In order to protect local businesses by ridding their outdoor environments of congregating homeless people, the city of Berkeley is considering expanding its outdoor smoking ordinance and using that law to keep the homeless off the streets in its retail districts.
According to an article in the Berkeley Daily Planet, Mayor Tom Bates is attempting to get the homeless off the streets, and he's doing it in part by proposing a new law that would ban sitting on the street for a prolonged period of time and in part by proposing to expand the existing ban on smoking outside of buildings by extending the smoke-free boundary from 20 to 25 feet and enforcing that law against homeless persons who might not be able to be approached by police for any other legitimate reason.
These changes are part of a broader proposal by the mayor - entitled "Public Commons for Everyone." While the proposal apparently calls for increased services for homeless persons hanging out on the streets in front of Berkeley's crowded retail district in the area south of its UC campus, it has been criticized by advocates for the poor and the homeless who say the proposed ordinance could be misused, may violate people's civil rights, and fails to address the underlying reasons for the widespread homelessness problem in Berkeley, including the lack of affordable housing.
According to the article: "Dan McMullan of Disabled People Outside, told the Daily Planet he feared that even something as popular as a no-smoking ordinance could be misused. Storeowners who come outside to smoke won’t get cited, but homeless people will, McMullan said. ... Speaking to the committee on behalf of the Berkeley Community Coalition, which mostly represents service providers, boona cheema, executive director of Building Opportunities for Self-Sufficiency, called on the mayor and city manager to meet directly with homeless people to have 'open and honest dialogue as to the total purpose of the Public Commons for Everyone initiative and with their input find ways to influence street behavior without creating new laws.' ...
"'The religious community says ‘love thy neighbor as thyself.’ I feel this is the antithesis,' said Sally Hindman, a member of the coalition and director of Young Aspirations, Young Artists (YAYA). The mayor has said in previous meetings that this initiative is important to force 'service-resistant' people into getting services. But Hindman, who describes herself as a strong supporter of Mayor Tom Bates said, 'It’s not right to talk about service-resistant people when there are not enough services.' What needs to happen is that the community should support adequate services for those in need, including building adequate housing, she said.”
See San Francisco Chronicle commentary by Matier & Ross here.
See The Daily Californian article here.
See Oakland Tribune article here.
See Jacob Sullum's commentary on Reason Online here.
The Rest of the Story
How ironic that the proposal is called "Public Commons for Everyone." For everyone but homeless smokers. After all, they have two slams against them. As if it isn't bad enough that they are discriminated against because they are homeless, now they will be additionally discriminated against by virtue of the fact that they smoke.
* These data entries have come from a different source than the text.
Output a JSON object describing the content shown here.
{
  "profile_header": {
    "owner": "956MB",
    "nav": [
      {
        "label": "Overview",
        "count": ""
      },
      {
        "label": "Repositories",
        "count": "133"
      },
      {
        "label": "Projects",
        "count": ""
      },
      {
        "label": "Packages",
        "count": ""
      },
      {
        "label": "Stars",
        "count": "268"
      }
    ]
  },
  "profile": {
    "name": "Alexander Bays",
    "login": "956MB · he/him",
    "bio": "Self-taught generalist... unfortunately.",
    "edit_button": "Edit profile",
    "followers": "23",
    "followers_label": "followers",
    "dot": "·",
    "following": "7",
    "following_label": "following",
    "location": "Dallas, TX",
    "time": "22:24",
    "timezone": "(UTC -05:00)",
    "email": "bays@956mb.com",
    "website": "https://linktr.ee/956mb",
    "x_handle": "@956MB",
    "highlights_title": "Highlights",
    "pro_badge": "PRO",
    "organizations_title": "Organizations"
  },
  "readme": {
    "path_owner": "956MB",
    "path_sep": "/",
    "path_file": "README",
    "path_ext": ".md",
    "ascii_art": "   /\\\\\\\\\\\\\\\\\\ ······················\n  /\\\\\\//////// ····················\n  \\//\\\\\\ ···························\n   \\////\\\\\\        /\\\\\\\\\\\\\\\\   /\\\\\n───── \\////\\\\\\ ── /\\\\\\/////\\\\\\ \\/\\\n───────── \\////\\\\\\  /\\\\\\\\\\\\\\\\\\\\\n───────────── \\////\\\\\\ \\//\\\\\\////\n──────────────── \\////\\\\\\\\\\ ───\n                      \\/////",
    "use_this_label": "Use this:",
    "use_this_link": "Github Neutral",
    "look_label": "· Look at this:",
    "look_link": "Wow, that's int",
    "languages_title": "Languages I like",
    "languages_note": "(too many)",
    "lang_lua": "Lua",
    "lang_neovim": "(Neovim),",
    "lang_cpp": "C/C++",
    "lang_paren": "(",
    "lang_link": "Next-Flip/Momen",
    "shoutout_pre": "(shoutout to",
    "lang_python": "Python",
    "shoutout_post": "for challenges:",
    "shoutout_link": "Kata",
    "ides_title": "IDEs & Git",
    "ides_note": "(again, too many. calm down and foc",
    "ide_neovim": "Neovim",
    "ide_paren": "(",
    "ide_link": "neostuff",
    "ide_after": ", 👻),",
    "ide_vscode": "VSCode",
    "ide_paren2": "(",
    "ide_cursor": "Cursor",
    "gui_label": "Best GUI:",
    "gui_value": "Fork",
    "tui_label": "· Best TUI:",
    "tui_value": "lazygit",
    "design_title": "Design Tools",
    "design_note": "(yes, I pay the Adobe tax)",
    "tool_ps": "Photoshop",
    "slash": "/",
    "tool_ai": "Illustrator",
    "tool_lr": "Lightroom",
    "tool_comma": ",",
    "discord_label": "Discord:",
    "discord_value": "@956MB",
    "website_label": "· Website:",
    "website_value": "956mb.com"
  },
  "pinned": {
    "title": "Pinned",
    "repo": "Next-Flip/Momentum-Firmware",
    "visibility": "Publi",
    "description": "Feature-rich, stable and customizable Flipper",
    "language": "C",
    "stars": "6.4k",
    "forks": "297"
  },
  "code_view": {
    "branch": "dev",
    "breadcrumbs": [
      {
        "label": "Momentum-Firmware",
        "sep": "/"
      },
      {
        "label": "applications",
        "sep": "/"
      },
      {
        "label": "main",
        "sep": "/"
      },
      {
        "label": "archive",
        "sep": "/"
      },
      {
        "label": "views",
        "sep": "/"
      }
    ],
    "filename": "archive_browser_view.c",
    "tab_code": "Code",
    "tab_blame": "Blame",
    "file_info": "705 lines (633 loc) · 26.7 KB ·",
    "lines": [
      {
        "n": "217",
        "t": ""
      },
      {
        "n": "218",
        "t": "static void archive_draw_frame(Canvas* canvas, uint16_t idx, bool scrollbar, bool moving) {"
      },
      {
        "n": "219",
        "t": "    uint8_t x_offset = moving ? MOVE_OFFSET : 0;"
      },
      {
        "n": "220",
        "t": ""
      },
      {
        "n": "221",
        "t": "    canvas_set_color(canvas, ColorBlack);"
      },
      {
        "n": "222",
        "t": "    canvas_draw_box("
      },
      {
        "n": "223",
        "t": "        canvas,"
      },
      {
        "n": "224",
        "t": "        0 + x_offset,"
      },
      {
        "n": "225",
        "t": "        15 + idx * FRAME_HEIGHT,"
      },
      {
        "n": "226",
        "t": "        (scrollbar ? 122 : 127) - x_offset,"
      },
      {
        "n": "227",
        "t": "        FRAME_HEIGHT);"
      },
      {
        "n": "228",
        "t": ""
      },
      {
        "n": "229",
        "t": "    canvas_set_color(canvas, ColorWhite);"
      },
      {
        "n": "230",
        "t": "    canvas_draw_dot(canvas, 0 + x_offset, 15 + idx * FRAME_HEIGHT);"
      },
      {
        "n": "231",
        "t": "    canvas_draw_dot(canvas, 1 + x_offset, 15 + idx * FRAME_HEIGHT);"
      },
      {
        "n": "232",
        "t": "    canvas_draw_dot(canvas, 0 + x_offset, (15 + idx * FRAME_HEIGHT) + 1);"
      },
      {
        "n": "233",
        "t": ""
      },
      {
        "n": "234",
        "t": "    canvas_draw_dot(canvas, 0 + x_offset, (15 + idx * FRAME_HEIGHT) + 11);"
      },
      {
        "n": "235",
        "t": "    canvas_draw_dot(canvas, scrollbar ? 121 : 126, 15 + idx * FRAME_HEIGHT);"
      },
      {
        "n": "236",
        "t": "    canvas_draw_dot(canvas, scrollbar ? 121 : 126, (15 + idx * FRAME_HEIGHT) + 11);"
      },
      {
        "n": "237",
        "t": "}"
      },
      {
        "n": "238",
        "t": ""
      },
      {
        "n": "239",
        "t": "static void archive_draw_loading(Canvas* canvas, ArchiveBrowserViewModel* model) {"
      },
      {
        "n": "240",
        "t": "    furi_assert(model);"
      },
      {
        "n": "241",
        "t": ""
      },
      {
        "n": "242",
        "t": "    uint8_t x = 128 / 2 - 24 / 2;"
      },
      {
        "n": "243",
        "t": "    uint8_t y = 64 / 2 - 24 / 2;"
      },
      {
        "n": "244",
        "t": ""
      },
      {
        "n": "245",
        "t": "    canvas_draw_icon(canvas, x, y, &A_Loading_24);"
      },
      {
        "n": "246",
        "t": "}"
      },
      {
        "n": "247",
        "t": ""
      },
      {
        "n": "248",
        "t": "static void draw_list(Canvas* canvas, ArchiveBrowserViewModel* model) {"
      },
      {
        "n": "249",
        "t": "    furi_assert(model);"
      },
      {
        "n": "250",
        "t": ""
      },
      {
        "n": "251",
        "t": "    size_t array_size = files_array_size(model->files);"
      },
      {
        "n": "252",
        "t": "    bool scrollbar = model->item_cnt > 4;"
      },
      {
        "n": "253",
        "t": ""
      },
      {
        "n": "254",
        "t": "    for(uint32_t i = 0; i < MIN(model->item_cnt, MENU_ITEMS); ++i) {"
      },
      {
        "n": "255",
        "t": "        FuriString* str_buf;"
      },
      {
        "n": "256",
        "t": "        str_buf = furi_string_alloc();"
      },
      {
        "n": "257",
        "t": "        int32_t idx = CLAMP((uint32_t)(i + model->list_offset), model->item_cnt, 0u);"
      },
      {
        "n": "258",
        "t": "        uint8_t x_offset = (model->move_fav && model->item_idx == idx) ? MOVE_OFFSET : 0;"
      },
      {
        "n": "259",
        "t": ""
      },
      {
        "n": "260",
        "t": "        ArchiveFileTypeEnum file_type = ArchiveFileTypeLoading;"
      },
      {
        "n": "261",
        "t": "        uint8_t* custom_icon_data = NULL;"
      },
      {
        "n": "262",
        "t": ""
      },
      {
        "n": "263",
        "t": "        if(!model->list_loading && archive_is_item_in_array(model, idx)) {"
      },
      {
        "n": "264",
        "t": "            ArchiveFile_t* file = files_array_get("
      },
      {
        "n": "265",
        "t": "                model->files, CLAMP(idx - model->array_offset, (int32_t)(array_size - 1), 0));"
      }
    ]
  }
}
Apparently, a 20-foot border zone around store entrances isn't big enough to allow police to harass the homeless. They need an extra 5 feet to get fully rid of these undesirables.
One thing is clear. This isn't about health. It's about economics. The expansion of the no-smoking zone around public buildings is not being considered because it is needed to protect the health of nonsmokers; it is being proposed because it will help the city to get rid of the presence of homeless people around stores on Telegraph and Shattuck, and therefore to appease business owners and help protect profits of these stores. It's clearly about money and not health.
Apparently, there doesn't appear to be much opposition on the City Council to the expansion of the outdoor non-smoking areas. If I still lived in Berkeley, I would be vehemently opposing the proposal. I would hope that local anti-smoking groups would express their opposition; I doubt they will, however.
Sally Hindman is exactly right. If you want to get rid of the homeless, then build adequate affordable housing. Provide adequate services and social support, including substance abuse and mental health services. Harassing these individuals, criminalizing them, and changing the law specifically to take away their civil liberties is not going to solve the problem, although it may well be successful in protecting local businesses.
I worked with the homeless in Berkeley for two years, so I am quite familiar with this population and the "problem" of homeless persons hanging out on the streets in the downtown area. What I can say from my own experience is that the services for this population were hideously inadequate. Basic social services were unavailable, and there was a concerted effort on the part of the County to try to deny these people services in order to protect the County budget. To now take it out on that very population which was systematically denied services which helped to keep them without shelter and in poverty is despicable.